More than Human Centred Design
FabriClick: Interweaving Pushbuttons into Fabrics Using 3D Printing and Digital Embroidery
Maas Goudswaard, Department of Industrial Design, Eindhoven University of Technology, Eindhoven, Netherlands
Abel Abraham, Department of Industrial Design, Eindhoven University of Technology, Eindhoven, Netherlands
Bruna Goveia da Rocha, Department of Industrial Design, Eindhoven University of Technology, Eindhoven, Netherlands
Kristina Andersen, Department of Industrial Design, Eindhoven University of Technology, Eindhoven, Netherlands
Rong-Hao Liang, Department of Industrial Design, Eindhoven University of Technology, Eindhoven, Netherlands

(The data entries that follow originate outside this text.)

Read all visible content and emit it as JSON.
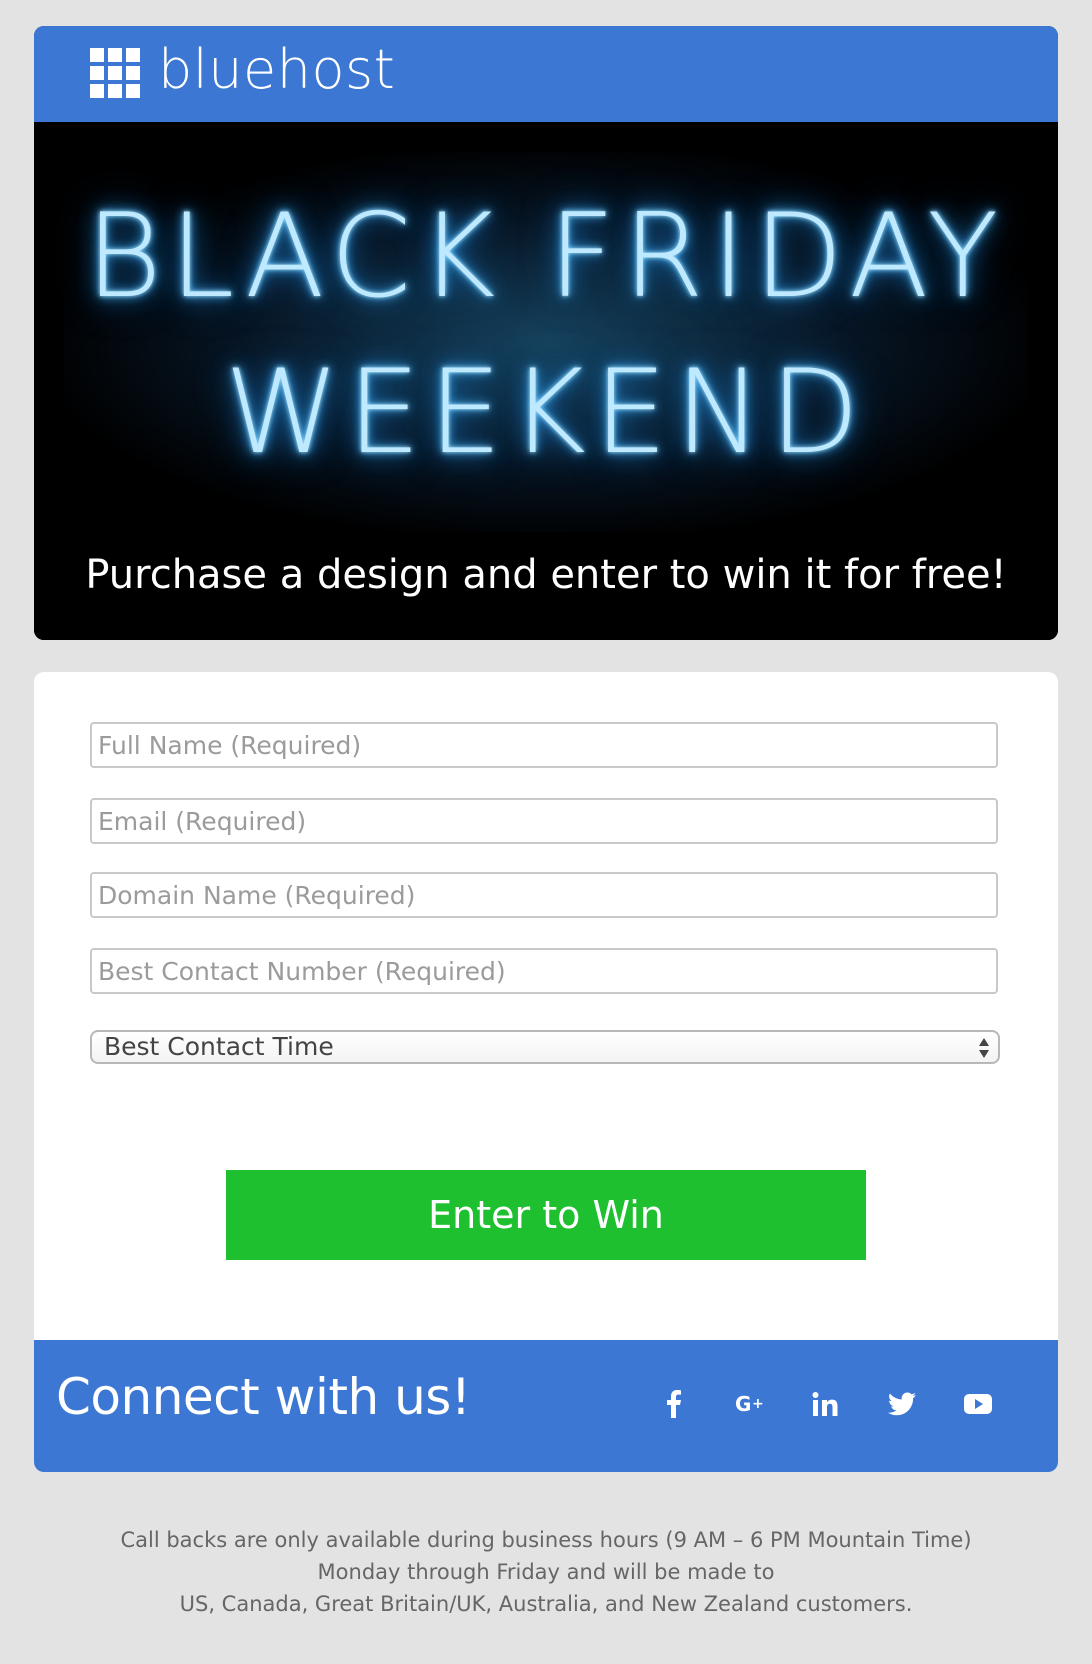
{
  "brand": {
    "name": "bluehost",
    "color": "#3b77d3"
  },
  "hero": {
    "line1": "BLACK FRIDAY",
    "line2": "WEEKEND",
    "subtitle": "Purchase a design and enter to win it for free!"
  },
  "form": {
    "full_name": {
      "placeholder": "Full Name (Required)",
      "value": ""
    },
    "email": {
      "placeholder": "Email (Required)",
      "value": ""
    },
    "domain": {
      "placeholder": "Domain Name (Required)",
      "value": ""
    },
    "phone": {
      "placeholder": "Best Contact Number (Required)",
      "value": ""
    },
    "contact_time": {
      "selected": "Best Contact Time"
    },
    "submit_label": "Enter to Win",
    "submit_color": "#1fc030"
  },
  "connect": {
    "title": "Connect with us!",
    "icons": [
      "facebook-icon",
      "google-plus-icon",
      "linkedin-icon",
      "twitter-icon",
      "youtube-icon"
    ]
  },
  "footer": {
    "line1": "Call backs are only available during business hours (9 AM – 6 PM Mountain Time)",
    "line2": "Monday through Friday and will be made to",
    "line3": "US, Canada, Great Britain/UK, Australia, and New Zealand customers."
  }
}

- Corresponding email(s): firstname.lastname@example.org
- Research group webpage
- ACM DL Link: Associated Paper or Pictorial
We present FabriClick, Interweaving Push Buttons into Fabrics Using 3D Printing and Digital Embroidery. We show a new way to seamlessly integrate tactile pushbuttons into fabrics, enabling eyes-free inputs on soft wearables. This is made possible by combining 3D printing and digital machine embroidery on stretchable fabrics. By taking the best of both fabrication techniques, we are able to a) 3D print geometry that uses the stretch of the fabric as a spring, b) embroider the electrical circuitry that enables the buttons to work functionally and c) accurately assemble the the layers that create the tactile pushbuttons through digital machine embroidery. To enable this combination, we devised a frame system that operates as a passive machine augmentation tool that forces the calibration between machines. Through this system, frames simply click or clamp on either machine, allowing the materials to transfer between them while the fabrics stay stretched.
Who is the target audience and why design for them? We aim to inspire makers, designers, researchers, and practitioners to experiment with this frame system and with the button design. We think that passive augmentations like the frame system can be appropriated to a lot of other machines and processes. And the innate value of using simple and cost-effective ways to increase prototyping capabilities can potentially increase research in otherwise expensive machinery. These passive systems can highlight and explore the capabilities of materials and machines by not adding extra parts but keeping it simple. Using the properties of the fabric itself to enable functionality using different techniques. We would like to see an increase in smart simple durable electronics making them actually usable in future wearable applications. We believe that buttons like these have a future because of their intrinsic simplicity and ease of manufacturing.
What were the challenges or limitations encountered in this project? One of the largest challenges was consistency. As we were hand-stretching the fabric, self-calibrating the printer. Manually tensioning the yarns. It became very hard to consistently make samples that acted as we expected. Some buttons acted by-stable, while the same design sometimes did not. Throughout the project, we aimed to one-by-one eliminate these inaccuracies. Our first frame system had screws to calibrate the printed pattern with the embroidery. The second printed on the right area of fabric right away losing this extra calibration. The buttons were constructed by two layers, one using 3D printing and the other embroidery. Another challenge we faced was designing the elements of each layer in a way that would allow the stretch and relaxation of both textiles to behave together when assembled. We also coped with a lot of on-body limitations. When placed on the body, buttons in some areas behaved differently than others. We discussed these limitations in our paper.
What are the opportunities and next steps for this project? The pushbuttons and the fabrication process developed to create them open up opportunities in many potential directions. Making springs by 3D printing on a stretch fabric may be used in a lot more application areas than functional buttons. By experimenting with their scale, their strength and their patterns, we believe this principle could be used to craft multi-state materials that could, for example, transform the look of garments or radically change interior or exterior design. Additionally, the use of wearable applications is often limited by the scalability of its production systems. New developments like Project Jacquard are innovative because they are deployable on a larger scale. We believe that the fabrication process we developed to create the pushbuttons allows them to be implemented on a larger scale as well, which can enable future tests to explore the possibilities of button-like interaction in soft wearables.
To the Demo Visitors: We are most interested in your vision on the future of this technique. What other “Older problems” can be solved by functionally using fabric tension, or combining techniques? Additionally, we would also like to know what would be the future for these buttons in wearables. Would you wear these buttons? What functionality could they serve? What form factor should they be?